FIGURE 2. Teacher Scoring Roster

FIGURE 2. Teacher Scoring Roster

Source: Adapted from Feedback: The Hinge That Joins Teaching and Learning (p. 70), by J. E. Pollock, 2012, Thousand Oaks, CA: Corwin. Copyright © 2012 by Corwin Press. Reprinted with permission.

The teacher might pause to correct student work or to positively acknowledge a student's or group's progress as this "live scoring" unfolds. Because the instructor is walking around and is easily accessible, a disengaged or unsure student may be more likely to ask for attention or help—and thus stay engaged. As the teacher documents how students are doing with this quick scoring formative assessment technique, he or she begins to see patterns in understandings among students, which helps with differentiating lessons.
I once worked with an elementary teacher, Adrienne Braxton, who was great at patiently giving struggling students help but who couldn't learn from the patterns in her feedback because she never recorded any data during class—she only responded to questions and confusions that kept popping up. Once Adrienne started using a scoring roster in class, she began to understand how well every student knew the lesson's goal. She realized what she needed to adjust for the next lesson or for some students.
Through guiding many teachers like Adrienne through the scoring roster technique, I've found the following actions make it successful:
  • Prepare the rosters for the week ahead of time. Leave enough space for scoring daily learning objectives and for an overall score for the broader learning goal.
  • Use a different, color-coded clipboard for each subject area.
  • Never erase. Every data point can inform the trend.
  • Use a simple scale such as 1 to 4. To reduce your amount of writing, make a mental note that you'll consider any student's skill level to be 3 unless he or she gets a score that says otherwise.
  • Share scores with students as a quick way to give and receive feedback.
  • Move around the room two or three times, scoring before interacting with students, to give them a chance to work before you interrupt their independent attempts to perform.

One Last Thing

Using these strategies, teachers in all subject areas, including English as a second language and special education, have increased student achievement. A positive cycle sets in. As students receive more feedback and thus become more engaged in learning activities, their actions and self-assessments provide more feedback to teachers, who, in turn, make better decisions about instruction.
As we usher in a new set of standards, let's remember that a new curriculum alone won't change instruction or increase achievement. It's true that the learning goals we choose are important.
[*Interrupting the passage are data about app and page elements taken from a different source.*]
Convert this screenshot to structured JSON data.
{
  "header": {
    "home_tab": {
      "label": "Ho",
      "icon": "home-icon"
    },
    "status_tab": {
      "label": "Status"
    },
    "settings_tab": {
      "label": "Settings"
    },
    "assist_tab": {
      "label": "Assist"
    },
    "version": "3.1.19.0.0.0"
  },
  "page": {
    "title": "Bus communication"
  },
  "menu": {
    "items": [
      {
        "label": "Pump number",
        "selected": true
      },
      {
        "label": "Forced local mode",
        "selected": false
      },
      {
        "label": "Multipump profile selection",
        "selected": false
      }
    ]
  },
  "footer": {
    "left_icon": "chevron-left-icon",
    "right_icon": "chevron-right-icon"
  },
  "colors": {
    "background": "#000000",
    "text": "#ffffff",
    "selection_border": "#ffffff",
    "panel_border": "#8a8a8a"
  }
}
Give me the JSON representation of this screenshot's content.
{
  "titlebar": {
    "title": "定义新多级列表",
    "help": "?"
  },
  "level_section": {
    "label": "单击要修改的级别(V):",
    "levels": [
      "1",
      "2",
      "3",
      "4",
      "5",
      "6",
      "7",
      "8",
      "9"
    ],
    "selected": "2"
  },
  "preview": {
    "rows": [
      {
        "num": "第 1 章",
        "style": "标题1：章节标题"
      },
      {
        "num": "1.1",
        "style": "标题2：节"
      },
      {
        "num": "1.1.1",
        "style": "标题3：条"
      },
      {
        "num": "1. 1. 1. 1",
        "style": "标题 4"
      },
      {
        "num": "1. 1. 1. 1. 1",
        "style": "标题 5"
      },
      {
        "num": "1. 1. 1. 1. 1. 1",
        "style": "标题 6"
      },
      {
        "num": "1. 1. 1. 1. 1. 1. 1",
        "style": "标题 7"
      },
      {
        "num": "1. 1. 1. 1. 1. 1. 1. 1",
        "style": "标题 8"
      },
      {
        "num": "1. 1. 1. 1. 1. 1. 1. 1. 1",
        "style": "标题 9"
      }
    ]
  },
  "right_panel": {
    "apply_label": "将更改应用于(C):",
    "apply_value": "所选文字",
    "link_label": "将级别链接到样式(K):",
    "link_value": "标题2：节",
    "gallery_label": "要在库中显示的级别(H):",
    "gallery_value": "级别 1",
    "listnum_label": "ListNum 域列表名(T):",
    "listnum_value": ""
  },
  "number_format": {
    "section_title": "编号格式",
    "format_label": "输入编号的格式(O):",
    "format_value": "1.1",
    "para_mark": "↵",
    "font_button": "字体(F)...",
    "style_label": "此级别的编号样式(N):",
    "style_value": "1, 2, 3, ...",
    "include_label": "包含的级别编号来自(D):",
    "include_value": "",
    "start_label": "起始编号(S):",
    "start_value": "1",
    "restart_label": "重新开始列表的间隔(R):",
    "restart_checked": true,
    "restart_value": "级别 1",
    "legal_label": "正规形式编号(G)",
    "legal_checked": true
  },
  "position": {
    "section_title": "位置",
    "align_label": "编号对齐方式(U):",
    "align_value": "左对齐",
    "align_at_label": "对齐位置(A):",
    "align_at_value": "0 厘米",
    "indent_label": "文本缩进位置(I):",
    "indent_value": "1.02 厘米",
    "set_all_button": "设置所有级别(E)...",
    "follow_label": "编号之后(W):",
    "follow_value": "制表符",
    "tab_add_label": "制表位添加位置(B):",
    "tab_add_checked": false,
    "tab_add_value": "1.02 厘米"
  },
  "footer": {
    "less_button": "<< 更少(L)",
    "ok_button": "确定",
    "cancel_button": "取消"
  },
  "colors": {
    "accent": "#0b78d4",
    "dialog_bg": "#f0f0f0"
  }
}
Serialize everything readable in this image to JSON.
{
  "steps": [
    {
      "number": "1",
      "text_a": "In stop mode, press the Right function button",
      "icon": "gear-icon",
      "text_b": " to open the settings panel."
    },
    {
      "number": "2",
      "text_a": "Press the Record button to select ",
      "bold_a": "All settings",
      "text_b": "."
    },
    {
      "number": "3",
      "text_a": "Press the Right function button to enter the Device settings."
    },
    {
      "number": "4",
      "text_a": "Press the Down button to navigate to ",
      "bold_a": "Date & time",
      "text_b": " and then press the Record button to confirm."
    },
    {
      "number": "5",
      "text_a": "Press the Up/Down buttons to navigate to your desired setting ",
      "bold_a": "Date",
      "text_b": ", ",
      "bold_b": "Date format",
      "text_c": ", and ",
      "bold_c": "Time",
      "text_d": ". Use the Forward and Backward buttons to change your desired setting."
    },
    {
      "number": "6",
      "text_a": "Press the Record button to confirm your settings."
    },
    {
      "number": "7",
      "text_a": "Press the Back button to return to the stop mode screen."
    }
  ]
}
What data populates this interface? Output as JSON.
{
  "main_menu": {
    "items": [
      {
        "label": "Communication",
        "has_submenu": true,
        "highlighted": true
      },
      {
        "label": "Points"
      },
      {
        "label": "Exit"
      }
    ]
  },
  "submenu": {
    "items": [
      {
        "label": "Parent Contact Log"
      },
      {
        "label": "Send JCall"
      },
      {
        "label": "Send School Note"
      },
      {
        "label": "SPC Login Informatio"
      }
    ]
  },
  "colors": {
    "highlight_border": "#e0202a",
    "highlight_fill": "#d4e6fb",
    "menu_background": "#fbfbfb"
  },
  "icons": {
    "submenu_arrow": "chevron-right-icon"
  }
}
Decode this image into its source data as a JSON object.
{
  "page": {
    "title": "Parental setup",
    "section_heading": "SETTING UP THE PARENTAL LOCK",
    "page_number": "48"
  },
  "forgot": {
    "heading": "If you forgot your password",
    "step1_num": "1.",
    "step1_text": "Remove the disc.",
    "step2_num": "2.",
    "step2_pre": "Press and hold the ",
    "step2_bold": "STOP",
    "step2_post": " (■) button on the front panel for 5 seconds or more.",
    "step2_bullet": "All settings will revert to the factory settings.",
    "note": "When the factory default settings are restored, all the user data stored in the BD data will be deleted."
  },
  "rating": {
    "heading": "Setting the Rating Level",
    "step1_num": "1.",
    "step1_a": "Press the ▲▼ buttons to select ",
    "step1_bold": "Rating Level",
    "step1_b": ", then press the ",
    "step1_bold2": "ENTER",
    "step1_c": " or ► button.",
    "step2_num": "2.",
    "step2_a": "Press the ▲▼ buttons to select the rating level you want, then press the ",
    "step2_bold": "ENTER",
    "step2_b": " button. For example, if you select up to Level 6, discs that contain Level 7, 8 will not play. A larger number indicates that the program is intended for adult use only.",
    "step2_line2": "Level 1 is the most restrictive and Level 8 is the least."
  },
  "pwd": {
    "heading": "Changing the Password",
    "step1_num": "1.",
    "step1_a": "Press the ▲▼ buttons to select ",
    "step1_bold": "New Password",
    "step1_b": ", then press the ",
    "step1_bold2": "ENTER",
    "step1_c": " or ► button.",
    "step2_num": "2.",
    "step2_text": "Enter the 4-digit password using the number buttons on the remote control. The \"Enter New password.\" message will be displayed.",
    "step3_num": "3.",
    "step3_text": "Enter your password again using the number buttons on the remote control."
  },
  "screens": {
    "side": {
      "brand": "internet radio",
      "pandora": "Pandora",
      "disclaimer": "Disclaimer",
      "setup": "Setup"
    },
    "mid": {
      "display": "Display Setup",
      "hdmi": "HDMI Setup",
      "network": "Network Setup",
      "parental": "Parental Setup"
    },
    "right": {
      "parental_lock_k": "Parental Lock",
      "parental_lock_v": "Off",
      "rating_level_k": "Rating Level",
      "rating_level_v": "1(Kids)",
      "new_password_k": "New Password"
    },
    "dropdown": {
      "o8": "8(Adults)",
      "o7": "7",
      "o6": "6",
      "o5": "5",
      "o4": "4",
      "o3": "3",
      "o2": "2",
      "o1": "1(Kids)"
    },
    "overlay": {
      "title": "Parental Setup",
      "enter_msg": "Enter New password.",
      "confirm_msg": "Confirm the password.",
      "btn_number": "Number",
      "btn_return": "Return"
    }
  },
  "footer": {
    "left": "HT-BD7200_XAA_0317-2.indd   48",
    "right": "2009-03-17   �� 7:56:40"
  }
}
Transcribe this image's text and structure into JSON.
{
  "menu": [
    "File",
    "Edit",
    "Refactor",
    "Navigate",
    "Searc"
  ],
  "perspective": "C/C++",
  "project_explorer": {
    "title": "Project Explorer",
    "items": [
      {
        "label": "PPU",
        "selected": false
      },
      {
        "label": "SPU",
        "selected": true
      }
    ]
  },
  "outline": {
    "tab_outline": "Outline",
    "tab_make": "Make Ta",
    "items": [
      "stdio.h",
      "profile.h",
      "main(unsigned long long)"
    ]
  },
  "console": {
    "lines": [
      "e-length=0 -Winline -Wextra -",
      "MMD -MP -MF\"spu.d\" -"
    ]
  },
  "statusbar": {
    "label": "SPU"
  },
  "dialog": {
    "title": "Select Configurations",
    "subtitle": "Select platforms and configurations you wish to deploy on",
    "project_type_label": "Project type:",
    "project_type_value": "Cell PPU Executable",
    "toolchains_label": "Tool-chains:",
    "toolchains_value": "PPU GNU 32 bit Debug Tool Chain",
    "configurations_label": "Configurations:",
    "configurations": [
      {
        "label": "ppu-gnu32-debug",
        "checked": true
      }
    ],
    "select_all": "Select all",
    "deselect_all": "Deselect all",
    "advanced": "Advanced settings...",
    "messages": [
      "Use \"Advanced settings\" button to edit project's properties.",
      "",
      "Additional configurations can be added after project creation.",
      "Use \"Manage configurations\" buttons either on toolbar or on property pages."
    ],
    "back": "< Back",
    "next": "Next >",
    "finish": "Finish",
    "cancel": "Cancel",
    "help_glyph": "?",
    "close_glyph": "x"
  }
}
As a teacher I worked with once noted, there's no such thing as good feedback to a bad set of goals. But an improved set of learning targets won't bring change unless teachers set up conditions that transform disengaged learners into learners motivated to work toward those targets, such as by using these three tools.

Hattie, J. (2009). Visible learning: A synthesis of over 800 meta-analyses relating to achievement. London: Routledge.

Marzano, R. J., Pickering, D., Pollock, J. E. (2001). Classroom instruction that works. Alexandria, VA: ASCD.

Pollock, J. E. (2011). Feedback: The hinge factor that joins teaching and learning. Thousand Oaks, CA: Corwin.

Jane Pollock, coauthor of ASCD bestseller Classroom Instruction That Works, works worldwide with teachers, coaches and principals on curriculum, instruction, assessment, and supervision. Her work results in improved student achievement at the classroom and school levels.

A former classroom and ESL teacher, Pollock worked as a district administrator and Senior Researcher for McREL Research Laboratory. She is president of Learning Horizon.

Learn More

ASCD is a community dedicated to educators' professional growth and well-being.

Let us help you put your vision into action.
From our issue
Product cover image 113032.jpg
Feedback for Learning
Go To Publication